Exercise data:
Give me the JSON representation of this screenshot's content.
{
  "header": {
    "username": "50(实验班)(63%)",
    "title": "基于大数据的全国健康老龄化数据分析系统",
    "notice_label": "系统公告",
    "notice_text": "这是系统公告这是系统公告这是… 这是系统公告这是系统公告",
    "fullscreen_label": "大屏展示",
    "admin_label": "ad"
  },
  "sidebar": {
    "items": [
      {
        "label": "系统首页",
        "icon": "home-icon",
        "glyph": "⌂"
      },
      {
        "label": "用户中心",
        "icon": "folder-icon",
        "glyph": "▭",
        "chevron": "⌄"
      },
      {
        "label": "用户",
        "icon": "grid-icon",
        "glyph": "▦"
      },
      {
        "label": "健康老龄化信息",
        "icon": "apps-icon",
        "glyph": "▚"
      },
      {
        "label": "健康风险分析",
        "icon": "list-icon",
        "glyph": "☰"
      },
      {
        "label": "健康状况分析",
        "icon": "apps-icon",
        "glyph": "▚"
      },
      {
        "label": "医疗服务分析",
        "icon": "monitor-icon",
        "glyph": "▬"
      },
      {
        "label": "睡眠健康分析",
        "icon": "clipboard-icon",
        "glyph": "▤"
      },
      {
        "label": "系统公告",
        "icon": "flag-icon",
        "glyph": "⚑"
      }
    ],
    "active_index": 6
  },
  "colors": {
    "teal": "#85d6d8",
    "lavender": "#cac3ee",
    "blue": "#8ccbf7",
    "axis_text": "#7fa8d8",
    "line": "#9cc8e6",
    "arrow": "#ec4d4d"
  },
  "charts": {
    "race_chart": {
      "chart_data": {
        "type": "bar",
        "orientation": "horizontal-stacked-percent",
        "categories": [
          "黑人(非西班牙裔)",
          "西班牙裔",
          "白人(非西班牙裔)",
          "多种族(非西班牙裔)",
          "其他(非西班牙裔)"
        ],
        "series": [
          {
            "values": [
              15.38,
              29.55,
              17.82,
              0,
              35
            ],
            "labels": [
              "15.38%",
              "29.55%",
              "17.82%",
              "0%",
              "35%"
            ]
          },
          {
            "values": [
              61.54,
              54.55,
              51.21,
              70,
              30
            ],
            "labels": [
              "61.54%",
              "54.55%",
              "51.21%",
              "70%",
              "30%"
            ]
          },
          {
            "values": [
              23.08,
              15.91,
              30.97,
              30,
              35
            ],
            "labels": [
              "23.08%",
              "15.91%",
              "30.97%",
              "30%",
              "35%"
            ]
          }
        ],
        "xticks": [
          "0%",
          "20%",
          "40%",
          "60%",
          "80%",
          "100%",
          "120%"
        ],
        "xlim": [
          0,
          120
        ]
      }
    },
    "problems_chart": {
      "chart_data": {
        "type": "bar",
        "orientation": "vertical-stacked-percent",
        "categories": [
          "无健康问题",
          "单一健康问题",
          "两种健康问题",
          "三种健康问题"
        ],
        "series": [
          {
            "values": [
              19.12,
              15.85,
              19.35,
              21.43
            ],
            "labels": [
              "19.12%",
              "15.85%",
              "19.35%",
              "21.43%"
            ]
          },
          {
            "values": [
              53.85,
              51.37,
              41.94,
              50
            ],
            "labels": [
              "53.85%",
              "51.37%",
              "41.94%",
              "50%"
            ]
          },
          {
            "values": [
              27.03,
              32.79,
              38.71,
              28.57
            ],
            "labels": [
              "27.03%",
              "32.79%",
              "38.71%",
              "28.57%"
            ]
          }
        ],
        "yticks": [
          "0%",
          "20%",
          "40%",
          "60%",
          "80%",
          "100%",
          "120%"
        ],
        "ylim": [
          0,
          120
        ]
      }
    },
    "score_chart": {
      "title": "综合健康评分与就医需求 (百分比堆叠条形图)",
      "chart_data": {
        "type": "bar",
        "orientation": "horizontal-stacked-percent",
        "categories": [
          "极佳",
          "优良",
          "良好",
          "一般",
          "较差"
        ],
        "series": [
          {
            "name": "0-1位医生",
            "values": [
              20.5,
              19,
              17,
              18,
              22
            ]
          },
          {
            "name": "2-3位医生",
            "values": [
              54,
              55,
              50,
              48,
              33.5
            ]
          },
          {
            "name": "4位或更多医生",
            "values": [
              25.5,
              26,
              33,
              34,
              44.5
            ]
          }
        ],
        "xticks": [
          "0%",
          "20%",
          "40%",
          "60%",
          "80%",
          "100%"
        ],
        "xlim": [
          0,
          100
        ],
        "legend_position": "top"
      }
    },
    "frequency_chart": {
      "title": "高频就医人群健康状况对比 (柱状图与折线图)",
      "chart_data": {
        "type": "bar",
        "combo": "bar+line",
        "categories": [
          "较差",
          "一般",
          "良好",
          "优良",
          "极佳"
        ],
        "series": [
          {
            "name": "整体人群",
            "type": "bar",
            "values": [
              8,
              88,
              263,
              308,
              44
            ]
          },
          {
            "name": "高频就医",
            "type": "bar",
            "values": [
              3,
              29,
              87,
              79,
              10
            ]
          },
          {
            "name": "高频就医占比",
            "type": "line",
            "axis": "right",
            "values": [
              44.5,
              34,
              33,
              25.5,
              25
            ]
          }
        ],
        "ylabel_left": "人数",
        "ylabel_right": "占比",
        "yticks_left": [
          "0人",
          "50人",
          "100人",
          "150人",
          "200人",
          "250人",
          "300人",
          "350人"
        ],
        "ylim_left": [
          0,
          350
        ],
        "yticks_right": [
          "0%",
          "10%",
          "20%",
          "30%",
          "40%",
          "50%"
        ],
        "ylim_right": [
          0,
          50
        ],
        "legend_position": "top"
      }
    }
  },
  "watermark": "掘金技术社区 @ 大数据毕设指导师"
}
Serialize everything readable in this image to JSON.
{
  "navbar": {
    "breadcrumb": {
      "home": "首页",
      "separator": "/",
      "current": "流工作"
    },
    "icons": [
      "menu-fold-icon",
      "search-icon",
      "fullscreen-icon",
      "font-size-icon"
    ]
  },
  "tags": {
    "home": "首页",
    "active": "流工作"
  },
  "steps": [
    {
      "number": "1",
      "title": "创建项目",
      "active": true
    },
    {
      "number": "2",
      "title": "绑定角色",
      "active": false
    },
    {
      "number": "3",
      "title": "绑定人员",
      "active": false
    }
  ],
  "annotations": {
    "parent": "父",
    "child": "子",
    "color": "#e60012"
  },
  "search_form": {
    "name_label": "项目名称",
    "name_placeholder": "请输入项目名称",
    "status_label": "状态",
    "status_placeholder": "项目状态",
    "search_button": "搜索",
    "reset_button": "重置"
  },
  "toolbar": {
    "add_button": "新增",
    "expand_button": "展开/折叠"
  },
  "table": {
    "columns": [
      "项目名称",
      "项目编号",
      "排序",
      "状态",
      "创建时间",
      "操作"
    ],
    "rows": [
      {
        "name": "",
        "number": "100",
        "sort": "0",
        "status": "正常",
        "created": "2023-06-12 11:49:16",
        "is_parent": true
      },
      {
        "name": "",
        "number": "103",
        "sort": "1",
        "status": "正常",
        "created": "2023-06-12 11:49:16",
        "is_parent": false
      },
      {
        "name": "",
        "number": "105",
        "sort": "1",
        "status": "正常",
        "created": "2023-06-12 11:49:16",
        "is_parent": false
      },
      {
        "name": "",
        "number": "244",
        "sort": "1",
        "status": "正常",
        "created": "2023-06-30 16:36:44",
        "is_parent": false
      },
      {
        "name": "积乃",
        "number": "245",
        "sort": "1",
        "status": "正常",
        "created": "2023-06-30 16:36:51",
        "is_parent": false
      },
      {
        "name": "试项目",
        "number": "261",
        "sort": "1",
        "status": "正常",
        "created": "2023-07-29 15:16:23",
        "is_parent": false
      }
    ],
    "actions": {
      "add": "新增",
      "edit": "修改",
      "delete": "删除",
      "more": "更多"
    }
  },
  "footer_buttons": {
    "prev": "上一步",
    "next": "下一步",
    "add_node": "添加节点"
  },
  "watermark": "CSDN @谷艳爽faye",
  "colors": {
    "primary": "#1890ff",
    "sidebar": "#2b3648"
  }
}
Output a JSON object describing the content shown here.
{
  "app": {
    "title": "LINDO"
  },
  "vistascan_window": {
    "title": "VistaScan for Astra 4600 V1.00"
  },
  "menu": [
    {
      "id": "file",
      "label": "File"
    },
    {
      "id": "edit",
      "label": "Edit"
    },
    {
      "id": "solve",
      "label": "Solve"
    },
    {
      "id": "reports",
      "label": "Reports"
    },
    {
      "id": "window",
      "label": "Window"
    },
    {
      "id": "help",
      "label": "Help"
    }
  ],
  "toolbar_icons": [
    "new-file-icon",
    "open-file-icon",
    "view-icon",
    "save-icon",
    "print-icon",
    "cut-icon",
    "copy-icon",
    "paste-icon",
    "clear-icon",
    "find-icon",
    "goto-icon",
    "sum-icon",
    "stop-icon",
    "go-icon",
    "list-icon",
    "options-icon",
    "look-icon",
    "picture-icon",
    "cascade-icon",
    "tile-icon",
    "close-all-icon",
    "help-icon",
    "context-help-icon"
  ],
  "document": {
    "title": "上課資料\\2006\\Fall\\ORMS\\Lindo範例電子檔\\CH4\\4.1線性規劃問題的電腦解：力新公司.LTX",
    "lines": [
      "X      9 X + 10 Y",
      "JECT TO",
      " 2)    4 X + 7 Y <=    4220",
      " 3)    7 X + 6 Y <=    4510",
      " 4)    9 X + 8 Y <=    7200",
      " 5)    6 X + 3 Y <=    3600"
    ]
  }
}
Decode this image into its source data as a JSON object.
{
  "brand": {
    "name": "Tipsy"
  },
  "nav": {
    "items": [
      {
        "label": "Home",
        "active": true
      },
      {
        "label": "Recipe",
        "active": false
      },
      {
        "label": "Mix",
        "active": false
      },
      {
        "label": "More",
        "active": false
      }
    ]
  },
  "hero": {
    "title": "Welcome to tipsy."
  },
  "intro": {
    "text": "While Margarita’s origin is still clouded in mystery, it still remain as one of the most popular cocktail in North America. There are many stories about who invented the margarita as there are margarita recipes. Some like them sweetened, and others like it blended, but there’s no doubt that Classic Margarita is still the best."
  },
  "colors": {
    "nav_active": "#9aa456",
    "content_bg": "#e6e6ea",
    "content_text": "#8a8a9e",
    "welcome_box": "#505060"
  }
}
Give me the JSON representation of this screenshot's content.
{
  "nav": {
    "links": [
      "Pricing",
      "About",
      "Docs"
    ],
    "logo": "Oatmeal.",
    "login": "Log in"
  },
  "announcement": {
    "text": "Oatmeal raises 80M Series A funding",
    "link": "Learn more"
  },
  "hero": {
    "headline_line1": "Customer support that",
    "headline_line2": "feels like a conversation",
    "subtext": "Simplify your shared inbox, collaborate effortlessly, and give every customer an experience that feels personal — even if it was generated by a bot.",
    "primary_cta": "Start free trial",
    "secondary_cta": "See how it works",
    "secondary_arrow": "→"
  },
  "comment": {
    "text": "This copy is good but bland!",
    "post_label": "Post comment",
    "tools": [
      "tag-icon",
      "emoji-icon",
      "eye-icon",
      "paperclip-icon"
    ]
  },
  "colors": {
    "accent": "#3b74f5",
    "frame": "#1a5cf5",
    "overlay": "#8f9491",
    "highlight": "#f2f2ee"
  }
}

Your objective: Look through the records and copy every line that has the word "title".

Answer for the task:
    "title": "基于大数据的全国健康老龄化数据分析系统",
      "title": "综合健康评分与就医需求 (百分比堆叠条形图)",
      "title": "高频就医人群健康状况对比 (柱状图与折线图)",
      "title": "创建项目",
      "title": "绑定角色",
      "title": "绑定人员",
    "title": "LINDO"
    "title": "VistaScan for Astra 4600 V1.00"
    "title": "上課資料\\2006\\Fall\\ORMS\\Lindo範例電子檔\\CH4\\4.1線性規劃問題的電腦解：力新公司.LTX",
    "title": "Welcome to tipsy."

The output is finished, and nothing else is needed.